Solutions to big problems: they’re in the (soft matter) solution
Credit: Virginia Tech
For most people, a coffee stain may go unnoticed, an everyday accident. In the world of physics, though, learning more about why that splotch of coffee dried a certain way could hold the answers to discoveries that improve everything from the paint on new cars to nano-scale drug delivery.
A coffee ring stain occurs because of different ways that liquid evaporates across the wet area. As liquid evaporates more quickly from the outer ring of the spill, liquid molecules from the interior of the spill rush toward the edge to replace what has evaporated, bringing the particles dissolved in the spill to the outer edge.
Drying a solution with solutes dispersed throughout it has become a typical way of creating either new or better materials, but physicists are convinced that there is much to be gained from better understanding how soft matter solutions dry, including solutions of colloidal particles, polymers, and their mixtures. Many such solutions, for example, ink and paint, can be found in your home. Even blood, a cup of hot chocolate, or a respiratory droplet containing virus particles can be regarded as a colloidal solution.

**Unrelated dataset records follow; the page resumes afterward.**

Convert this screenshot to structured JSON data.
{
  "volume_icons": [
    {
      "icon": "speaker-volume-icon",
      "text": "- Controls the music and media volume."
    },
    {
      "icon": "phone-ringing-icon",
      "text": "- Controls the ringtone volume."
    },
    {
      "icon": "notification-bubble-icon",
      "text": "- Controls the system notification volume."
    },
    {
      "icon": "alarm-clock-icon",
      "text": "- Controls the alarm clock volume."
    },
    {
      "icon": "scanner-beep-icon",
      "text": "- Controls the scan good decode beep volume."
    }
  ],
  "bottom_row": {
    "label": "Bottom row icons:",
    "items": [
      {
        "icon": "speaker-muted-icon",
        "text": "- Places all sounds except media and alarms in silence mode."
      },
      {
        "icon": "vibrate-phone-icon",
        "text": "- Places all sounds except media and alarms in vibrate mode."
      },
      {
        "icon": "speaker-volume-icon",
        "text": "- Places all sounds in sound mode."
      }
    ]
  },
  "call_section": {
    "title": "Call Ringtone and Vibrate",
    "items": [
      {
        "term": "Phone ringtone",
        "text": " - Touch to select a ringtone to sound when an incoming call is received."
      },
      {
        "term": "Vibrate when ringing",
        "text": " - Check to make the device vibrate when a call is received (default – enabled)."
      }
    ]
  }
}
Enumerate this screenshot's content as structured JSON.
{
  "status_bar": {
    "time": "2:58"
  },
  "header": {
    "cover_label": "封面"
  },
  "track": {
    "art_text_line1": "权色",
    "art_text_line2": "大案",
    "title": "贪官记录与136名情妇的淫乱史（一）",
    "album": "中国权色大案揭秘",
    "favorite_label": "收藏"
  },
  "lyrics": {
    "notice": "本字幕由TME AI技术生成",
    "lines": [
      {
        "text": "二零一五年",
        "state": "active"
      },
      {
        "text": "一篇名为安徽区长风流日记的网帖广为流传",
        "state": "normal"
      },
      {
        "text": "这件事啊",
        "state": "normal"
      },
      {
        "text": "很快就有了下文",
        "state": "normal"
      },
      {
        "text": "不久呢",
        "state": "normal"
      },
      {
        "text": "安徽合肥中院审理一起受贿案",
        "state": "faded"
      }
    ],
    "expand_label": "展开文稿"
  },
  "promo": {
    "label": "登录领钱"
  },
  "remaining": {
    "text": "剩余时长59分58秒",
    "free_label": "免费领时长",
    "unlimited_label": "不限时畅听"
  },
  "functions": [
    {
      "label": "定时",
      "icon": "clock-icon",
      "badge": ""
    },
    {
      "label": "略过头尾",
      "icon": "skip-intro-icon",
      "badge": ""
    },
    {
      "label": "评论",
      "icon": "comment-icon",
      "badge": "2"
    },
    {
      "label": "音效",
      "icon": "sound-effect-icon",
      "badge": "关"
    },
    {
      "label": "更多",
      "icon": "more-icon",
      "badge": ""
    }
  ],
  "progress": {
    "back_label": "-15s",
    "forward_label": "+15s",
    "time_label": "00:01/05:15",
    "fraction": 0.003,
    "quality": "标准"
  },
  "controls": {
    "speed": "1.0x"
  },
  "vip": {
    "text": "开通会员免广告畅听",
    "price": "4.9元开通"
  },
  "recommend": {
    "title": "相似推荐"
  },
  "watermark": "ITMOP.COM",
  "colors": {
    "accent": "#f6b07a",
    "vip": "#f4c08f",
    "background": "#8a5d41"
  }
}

This spring, Shengfeng Cheng, an assistant professor in the Department of Physics, in the College of Science, was awarded a National Science Foundation CAREER Award for research in “Nonequilibrium Physics in Drying Soft Matter Solutions.” A CAREER award is one of the NSF’s most prestigious awards of early-career faculty who have potential to serve as academic role models in research and education and to lead advances in the mission of their organization. Cheng has been awarded $514,786 for 5 years in pursuit of better understanding of drying soft matter solutions.
Physicists such as Cheng aim to control the movement and distribution of substances dissolved into a solvent as a solution is dried.
“Understanding the drying behavior of solute-laden droplets may lead to new methods of fabricating particulate materials, such as a thin film coating a solid surface or drug-loaded particles with the desired distribution of materials,” Cheng said.
If it all seems abstract, Cheng said, consider how an automobile factory paints a new car on the assembly line: Cathodic e-coating (a pre-primer), the primer, basecoat, clearcoat – and sealing, sanding, drying, and oven-baking it at least three times between stages. There are as many as 20 steps involved in getting a vibrant coat of paint on a new car.
“The question is,” he said, “can we mix things in a solvent in the first place and spray it onto a car, and then get stratified layers after one drying process? This is a more efficient way of coating a surface.”
If drying conditions of soft matter solutions can be controlled, Cheng said, physicists hope to make material production and application as a “one-pot process: mixing stuff, put it in a solvent, dry it in a controlled way, and you have it.”
With this CAREER award, Cheng said he wants to understand the key physics underlying the drying process of a solution of particles, polymers, or their mixtures. The most important component is that various gradients emerge during drying. That is, physical properties of the solution become nonuniform when it dries. For a coffee spill, it is the evaporation rate. But other properties, such as temperature and concentration, can also develop nonuniformity. Interestingly, various solutes present in a solution might respond to these gradients in different ways. By fine-tuning the drying conditions, Cheng hopes he may be able to control the gradients and therefore manipulate how the polymers and particles are spread throughout the final product, dry films.
“We perform all these experiments on a computer, which gives us full control and enables us to test a wide range of possible scenarios,” Cheng said.
While making the process of painting new cars more efficient may be a nice-to-have achievement, other applications involving drying soft matter solutions could solve critical world issues.
These include other surfaces that would benefit from a multi-layer coating, in which one layer is mechanically strong and other is chemically useful, such as antibacterial coatings on medical devices and tools.
And solar energy efficiency could be greatly enhanced with better light-absorbing coatings on photovoltaics, Cheng said, the modules that convert light into electricity. A good understanding of drying, as mundane as it sounds, may help make better coatings.
The research may even become more relevant as the world is trying to cope with the coronavirus pandemic. Respiratory droplets are also a soft matter solution. A better understanding of how respiratory droplets dry would help inform policy makers about the best practices to mitigate the virus’ spread.
“Of course, it is hard for me to claim that we will solve all these problems,” Cheng said, “but I believe our work may shed light on better understanding of the drying behavior of solute-laden droplets and lead to new methods that can improve these issues.”